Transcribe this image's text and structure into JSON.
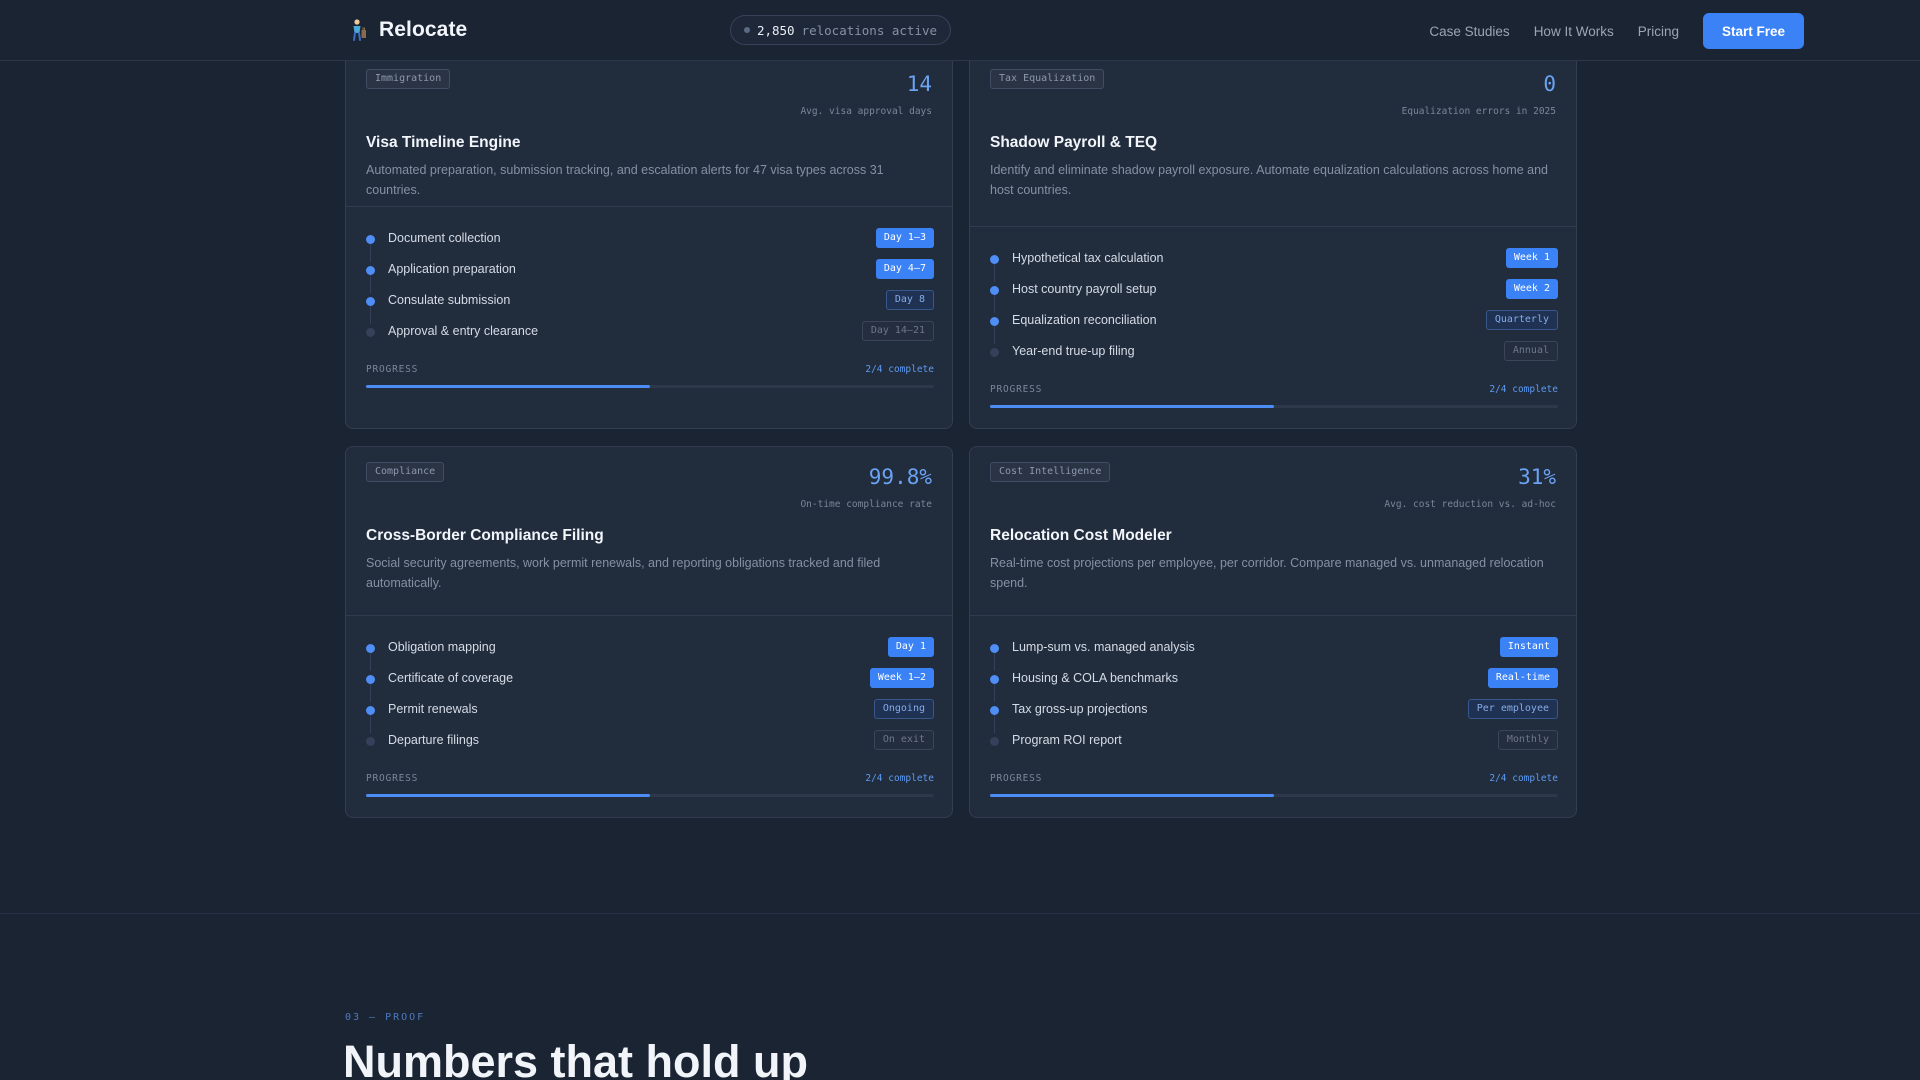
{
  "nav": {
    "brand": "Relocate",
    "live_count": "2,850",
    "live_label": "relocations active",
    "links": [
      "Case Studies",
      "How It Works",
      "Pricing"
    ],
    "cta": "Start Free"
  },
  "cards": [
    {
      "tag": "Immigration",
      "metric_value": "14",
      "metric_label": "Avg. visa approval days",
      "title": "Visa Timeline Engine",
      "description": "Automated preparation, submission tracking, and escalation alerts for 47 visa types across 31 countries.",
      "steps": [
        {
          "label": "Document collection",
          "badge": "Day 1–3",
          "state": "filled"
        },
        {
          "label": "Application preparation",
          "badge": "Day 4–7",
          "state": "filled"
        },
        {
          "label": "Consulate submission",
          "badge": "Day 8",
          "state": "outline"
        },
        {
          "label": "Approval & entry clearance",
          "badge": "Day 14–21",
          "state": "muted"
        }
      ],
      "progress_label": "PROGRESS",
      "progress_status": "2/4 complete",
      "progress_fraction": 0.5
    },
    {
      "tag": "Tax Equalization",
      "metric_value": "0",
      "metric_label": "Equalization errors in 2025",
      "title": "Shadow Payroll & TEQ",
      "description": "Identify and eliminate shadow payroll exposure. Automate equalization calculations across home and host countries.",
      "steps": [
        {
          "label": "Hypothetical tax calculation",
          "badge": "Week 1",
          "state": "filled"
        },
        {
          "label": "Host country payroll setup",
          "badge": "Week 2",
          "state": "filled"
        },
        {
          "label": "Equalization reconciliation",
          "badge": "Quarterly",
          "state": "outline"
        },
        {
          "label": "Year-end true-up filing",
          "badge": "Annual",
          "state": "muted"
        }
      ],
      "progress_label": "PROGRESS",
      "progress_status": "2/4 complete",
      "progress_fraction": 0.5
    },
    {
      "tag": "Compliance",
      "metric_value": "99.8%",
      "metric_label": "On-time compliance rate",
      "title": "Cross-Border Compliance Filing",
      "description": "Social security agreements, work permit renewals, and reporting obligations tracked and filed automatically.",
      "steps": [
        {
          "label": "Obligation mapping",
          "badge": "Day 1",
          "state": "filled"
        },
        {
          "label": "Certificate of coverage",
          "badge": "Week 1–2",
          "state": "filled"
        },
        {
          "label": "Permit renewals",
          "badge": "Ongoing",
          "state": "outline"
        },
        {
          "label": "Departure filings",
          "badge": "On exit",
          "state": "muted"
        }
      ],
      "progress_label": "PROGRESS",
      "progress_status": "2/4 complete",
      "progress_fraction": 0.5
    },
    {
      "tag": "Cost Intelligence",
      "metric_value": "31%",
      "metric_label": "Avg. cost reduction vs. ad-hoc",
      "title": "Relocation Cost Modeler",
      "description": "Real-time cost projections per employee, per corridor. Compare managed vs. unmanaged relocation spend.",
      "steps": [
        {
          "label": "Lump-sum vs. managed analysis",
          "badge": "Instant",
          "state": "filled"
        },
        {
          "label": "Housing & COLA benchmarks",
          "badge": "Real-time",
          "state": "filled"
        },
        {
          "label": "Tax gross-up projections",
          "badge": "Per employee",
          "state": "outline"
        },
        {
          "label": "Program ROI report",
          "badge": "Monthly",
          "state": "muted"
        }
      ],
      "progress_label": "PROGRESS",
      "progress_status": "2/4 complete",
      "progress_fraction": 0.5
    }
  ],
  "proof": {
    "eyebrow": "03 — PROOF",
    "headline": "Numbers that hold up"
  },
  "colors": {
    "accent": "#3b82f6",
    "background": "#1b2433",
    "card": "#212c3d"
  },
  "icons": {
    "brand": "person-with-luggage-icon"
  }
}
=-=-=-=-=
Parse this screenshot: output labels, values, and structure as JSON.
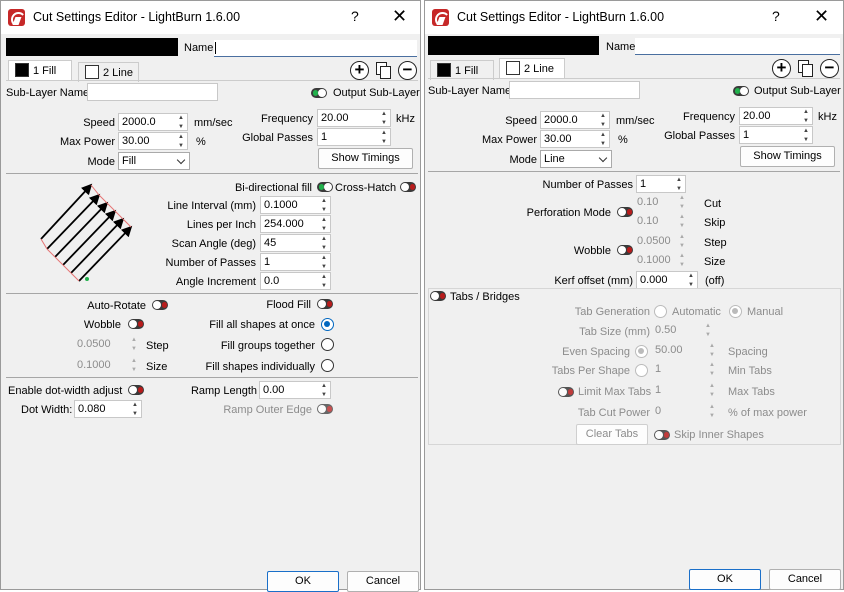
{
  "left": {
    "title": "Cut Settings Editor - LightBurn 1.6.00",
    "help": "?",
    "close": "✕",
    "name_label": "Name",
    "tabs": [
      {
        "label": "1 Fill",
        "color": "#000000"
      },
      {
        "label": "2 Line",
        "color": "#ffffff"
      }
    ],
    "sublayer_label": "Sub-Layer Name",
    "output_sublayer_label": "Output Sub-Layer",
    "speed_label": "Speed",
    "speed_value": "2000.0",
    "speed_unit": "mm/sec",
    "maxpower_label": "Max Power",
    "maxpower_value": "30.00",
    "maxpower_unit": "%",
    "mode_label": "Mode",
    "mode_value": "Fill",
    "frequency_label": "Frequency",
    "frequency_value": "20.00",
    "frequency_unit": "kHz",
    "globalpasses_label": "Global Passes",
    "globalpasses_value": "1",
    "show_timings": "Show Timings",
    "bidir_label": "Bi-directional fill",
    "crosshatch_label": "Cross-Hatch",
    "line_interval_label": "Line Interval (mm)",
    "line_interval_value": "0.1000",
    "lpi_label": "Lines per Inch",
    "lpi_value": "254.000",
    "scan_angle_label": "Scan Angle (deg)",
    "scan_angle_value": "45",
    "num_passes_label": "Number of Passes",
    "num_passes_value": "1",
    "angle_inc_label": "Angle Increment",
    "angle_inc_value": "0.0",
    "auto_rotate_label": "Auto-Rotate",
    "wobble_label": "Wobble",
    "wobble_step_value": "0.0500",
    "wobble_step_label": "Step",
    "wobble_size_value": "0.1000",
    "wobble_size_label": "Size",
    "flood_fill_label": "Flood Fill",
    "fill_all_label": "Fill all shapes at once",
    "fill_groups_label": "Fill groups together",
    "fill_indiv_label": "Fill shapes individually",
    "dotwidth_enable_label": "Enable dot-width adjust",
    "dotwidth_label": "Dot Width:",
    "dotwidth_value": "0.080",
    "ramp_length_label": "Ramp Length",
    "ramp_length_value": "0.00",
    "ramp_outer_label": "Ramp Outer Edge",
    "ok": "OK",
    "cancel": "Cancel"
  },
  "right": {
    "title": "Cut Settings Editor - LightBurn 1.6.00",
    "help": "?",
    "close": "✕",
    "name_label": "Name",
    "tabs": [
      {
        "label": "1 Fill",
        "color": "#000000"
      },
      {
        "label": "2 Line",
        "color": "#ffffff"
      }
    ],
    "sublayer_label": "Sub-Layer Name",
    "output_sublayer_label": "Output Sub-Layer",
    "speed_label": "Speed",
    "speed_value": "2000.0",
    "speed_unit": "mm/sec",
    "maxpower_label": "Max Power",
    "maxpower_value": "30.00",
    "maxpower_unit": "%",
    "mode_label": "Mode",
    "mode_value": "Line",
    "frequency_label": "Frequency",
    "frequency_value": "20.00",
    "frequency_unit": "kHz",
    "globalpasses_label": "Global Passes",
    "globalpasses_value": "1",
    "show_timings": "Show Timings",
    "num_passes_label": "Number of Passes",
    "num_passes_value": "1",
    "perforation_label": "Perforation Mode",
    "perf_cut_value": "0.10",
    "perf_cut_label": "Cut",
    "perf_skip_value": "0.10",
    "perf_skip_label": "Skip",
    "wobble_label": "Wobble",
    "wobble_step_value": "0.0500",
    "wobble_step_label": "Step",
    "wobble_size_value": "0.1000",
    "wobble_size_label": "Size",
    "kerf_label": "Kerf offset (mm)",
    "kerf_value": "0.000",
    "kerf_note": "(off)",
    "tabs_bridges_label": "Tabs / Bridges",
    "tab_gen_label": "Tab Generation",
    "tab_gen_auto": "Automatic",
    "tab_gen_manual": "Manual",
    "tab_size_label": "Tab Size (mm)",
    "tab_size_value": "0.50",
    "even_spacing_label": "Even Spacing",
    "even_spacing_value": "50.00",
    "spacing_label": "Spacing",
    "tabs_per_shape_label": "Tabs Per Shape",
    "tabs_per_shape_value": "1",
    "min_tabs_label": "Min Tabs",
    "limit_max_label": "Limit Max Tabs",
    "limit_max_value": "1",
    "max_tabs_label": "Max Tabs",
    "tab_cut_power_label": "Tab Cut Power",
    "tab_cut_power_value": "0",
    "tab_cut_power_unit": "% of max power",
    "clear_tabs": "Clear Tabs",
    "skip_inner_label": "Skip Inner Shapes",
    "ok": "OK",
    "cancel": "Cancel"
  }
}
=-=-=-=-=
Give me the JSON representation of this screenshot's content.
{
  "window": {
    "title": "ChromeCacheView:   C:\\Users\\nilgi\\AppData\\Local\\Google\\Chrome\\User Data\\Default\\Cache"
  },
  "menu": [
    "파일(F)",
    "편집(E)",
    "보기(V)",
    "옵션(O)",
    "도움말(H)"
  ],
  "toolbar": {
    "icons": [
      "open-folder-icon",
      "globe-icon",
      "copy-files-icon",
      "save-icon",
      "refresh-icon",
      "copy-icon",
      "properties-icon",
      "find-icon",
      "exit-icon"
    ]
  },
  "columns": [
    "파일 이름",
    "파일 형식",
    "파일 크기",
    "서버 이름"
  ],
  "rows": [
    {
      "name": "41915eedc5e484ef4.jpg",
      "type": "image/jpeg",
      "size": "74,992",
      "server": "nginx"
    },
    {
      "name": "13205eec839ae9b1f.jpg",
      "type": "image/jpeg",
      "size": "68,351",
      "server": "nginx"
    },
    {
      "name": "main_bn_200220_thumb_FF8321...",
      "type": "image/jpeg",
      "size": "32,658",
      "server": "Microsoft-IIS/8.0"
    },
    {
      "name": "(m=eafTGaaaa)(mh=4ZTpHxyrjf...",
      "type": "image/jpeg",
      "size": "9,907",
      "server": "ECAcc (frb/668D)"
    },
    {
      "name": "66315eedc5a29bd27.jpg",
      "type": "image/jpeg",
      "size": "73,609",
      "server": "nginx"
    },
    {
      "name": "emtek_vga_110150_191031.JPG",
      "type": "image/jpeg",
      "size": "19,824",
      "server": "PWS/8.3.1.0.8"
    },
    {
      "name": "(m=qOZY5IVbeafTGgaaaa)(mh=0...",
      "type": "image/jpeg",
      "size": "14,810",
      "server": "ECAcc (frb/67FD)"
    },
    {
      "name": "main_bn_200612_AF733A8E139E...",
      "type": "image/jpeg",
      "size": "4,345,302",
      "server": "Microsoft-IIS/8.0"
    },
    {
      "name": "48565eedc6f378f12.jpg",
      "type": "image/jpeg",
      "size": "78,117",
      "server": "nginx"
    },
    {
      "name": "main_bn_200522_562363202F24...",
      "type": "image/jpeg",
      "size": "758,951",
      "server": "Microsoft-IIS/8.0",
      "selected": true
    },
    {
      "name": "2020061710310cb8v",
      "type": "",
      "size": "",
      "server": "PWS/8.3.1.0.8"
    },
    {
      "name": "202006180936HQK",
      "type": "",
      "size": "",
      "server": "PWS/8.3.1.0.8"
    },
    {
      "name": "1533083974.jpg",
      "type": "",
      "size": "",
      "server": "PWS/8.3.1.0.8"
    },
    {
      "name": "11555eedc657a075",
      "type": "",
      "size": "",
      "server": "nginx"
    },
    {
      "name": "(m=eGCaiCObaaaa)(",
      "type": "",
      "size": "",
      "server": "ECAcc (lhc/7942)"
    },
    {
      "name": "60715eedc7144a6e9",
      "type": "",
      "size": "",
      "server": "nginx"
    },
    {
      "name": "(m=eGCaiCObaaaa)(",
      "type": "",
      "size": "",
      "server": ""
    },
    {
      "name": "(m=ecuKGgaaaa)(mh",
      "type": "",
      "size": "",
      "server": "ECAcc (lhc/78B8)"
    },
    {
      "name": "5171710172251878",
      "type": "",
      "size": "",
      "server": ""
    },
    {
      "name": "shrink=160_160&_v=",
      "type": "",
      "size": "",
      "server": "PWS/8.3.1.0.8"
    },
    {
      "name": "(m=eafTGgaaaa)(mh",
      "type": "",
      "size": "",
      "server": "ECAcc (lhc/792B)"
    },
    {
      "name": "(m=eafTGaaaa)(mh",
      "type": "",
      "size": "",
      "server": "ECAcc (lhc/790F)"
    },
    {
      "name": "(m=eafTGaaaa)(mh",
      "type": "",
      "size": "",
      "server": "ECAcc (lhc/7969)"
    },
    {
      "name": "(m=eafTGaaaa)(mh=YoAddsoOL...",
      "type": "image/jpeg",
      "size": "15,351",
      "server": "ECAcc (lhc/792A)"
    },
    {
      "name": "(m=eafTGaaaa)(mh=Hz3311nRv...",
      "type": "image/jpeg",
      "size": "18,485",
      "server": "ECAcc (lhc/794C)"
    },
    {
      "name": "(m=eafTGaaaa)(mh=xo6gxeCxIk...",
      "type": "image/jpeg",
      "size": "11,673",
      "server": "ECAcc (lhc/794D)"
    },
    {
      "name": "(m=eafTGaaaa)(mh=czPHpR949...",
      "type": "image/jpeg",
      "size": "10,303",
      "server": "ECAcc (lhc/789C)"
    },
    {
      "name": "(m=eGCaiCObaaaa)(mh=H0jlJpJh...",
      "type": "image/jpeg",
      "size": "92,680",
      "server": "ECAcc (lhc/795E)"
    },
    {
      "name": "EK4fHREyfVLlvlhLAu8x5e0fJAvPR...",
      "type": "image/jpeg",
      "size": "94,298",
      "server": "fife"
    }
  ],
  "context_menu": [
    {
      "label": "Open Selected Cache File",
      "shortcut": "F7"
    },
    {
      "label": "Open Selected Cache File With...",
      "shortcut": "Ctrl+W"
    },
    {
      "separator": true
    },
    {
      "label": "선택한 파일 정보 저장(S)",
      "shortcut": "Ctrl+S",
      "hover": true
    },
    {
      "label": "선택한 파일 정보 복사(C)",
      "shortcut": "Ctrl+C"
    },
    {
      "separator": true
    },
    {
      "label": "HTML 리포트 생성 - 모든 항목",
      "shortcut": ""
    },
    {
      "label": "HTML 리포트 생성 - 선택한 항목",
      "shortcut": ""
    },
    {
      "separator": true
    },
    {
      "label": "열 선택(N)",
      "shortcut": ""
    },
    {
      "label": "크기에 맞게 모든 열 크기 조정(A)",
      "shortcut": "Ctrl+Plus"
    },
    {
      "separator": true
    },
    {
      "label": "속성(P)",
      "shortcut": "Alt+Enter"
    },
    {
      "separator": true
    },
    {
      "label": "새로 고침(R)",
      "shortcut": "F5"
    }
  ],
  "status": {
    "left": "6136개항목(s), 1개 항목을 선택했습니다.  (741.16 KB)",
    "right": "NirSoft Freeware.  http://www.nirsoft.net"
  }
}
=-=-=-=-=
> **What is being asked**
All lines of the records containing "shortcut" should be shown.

> **Solution**
      "shortcut": "F7"
      "shortcut": "Ctrl+W"
      "shortcut": "Ctrl+S",
      "shortcut": "Ctrl+C"
      "shortcut": ""
      "shortcut": ""
      "shortcut": ""
      "shortcut": "Ctrl+Plus"
      "shortcut": "Alt+Enter"
      "shortcut": "F5"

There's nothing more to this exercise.